--- Data shown Enclosed Below ---

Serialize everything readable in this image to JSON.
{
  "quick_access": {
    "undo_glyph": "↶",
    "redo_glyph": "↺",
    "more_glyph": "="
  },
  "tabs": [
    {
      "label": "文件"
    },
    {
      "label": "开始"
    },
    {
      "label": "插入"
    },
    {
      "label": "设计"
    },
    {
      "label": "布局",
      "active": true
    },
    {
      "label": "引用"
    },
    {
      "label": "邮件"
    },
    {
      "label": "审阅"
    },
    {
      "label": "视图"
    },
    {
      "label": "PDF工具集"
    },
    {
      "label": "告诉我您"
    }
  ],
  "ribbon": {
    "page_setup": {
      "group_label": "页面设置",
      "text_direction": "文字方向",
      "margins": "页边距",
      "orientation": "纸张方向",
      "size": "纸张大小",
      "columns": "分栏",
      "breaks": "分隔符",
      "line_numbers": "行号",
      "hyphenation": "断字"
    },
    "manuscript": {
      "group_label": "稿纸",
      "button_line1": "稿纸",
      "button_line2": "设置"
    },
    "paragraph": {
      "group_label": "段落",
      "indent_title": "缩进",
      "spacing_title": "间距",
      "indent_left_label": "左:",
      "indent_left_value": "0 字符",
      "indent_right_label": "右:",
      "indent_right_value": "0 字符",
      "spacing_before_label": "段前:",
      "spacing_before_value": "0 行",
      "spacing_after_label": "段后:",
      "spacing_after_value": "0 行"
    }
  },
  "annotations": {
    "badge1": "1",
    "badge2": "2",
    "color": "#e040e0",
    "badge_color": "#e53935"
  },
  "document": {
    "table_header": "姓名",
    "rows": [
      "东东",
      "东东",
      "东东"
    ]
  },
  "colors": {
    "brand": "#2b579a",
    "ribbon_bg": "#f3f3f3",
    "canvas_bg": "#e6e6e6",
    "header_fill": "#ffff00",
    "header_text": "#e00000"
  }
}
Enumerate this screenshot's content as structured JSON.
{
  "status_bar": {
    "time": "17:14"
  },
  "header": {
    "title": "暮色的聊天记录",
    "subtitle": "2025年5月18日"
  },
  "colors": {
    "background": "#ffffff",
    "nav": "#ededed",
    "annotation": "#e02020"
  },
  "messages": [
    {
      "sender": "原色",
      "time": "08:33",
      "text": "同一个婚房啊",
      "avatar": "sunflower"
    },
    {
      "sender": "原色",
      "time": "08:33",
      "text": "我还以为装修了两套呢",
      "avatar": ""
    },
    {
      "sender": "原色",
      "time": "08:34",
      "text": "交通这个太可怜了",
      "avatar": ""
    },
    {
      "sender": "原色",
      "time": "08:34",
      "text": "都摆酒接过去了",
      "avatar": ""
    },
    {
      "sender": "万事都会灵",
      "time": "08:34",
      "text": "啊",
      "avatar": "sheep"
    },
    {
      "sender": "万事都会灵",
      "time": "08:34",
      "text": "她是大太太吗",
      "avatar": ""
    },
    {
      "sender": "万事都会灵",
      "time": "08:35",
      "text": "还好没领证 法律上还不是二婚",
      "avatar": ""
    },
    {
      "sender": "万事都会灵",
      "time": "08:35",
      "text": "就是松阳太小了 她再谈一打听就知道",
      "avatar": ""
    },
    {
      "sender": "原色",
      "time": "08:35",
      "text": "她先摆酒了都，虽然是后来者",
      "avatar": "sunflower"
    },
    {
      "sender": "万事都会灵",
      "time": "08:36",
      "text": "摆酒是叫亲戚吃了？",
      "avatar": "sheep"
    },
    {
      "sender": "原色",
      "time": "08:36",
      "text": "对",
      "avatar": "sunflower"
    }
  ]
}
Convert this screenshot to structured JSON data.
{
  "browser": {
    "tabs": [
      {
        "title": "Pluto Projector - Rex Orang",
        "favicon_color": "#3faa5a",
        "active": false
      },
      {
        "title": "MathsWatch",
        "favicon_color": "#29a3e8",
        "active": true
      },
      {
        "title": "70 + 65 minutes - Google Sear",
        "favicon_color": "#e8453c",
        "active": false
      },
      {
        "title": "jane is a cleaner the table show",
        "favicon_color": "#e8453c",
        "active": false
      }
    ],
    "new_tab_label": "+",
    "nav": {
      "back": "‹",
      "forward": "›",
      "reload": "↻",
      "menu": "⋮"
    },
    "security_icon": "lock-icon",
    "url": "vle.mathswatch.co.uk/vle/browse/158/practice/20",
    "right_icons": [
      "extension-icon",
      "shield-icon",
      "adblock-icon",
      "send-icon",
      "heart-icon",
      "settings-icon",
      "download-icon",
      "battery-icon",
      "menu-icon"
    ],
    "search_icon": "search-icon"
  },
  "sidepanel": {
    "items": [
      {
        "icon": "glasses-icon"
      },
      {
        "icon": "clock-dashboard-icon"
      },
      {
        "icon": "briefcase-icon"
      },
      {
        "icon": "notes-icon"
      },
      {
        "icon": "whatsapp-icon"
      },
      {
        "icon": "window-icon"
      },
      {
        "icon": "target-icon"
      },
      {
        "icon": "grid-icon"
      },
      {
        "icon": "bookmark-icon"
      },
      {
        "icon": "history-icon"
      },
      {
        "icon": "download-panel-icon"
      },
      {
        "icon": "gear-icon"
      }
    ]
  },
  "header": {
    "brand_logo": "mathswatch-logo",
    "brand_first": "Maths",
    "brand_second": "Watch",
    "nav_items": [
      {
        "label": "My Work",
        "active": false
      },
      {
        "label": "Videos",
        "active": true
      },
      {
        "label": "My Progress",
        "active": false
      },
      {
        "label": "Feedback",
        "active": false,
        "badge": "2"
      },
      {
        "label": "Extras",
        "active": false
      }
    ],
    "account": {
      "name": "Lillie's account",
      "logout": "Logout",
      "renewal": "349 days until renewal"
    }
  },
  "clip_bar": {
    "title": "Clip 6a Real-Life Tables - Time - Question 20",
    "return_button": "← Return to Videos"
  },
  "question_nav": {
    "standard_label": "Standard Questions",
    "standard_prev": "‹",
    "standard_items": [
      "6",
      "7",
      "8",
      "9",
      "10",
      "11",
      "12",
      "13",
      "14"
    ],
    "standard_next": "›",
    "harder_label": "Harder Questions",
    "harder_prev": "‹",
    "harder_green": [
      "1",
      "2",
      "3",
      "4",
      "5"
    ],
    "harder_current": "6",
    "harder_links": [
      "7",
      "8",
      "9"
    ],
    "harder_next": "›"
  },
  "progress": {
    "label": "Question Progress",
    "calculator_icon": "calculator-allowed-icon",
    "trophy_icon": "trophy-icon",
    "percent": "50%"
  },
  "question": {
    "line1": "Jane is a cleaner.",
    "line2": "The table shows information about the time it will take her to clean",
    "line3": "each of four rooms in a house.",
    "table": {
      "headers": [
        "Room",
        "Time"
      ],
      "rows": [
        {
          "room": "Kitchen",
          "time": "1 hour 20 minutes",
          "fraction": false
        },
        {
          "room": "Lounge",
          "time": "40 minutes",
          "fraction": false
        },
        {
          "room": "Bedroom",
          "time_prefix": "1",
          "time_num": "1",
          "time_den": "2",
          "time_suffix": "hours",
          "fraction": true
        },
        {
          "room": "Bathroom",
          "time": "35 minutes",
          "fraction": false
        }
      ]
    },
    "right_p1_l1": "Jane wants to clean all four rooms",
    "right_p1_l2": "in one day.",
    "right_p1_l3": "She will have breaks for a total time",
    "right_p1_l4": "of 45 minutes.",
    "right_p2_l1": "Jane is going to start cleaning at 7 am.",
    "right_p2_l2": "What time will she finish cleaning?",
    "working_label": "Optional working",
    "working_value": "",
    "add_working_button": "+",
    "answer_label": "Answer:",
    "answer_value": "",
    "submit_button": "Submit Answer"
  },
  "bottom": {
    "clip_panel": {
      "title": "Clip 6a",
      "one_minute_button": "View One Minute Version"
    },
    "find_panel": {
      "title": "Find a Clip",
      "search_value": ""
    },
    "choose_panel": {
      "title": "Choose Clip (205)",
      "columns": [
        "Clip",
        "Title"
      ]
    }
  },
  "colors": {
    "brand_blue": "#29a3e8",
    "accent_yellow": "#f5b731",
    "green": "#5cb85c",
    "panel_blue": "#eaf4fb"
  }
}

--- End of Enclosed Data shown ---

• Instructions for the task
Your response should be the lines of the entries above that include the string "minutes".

• Response to this exercise
        "title": "70 + 65 minutes - Google Sear",
          "time": "1 hour 20 minutes",
          "time": "40 minutes",
          "time": "35 minutes",
    "right_p1_l4": "of 45 minutes.",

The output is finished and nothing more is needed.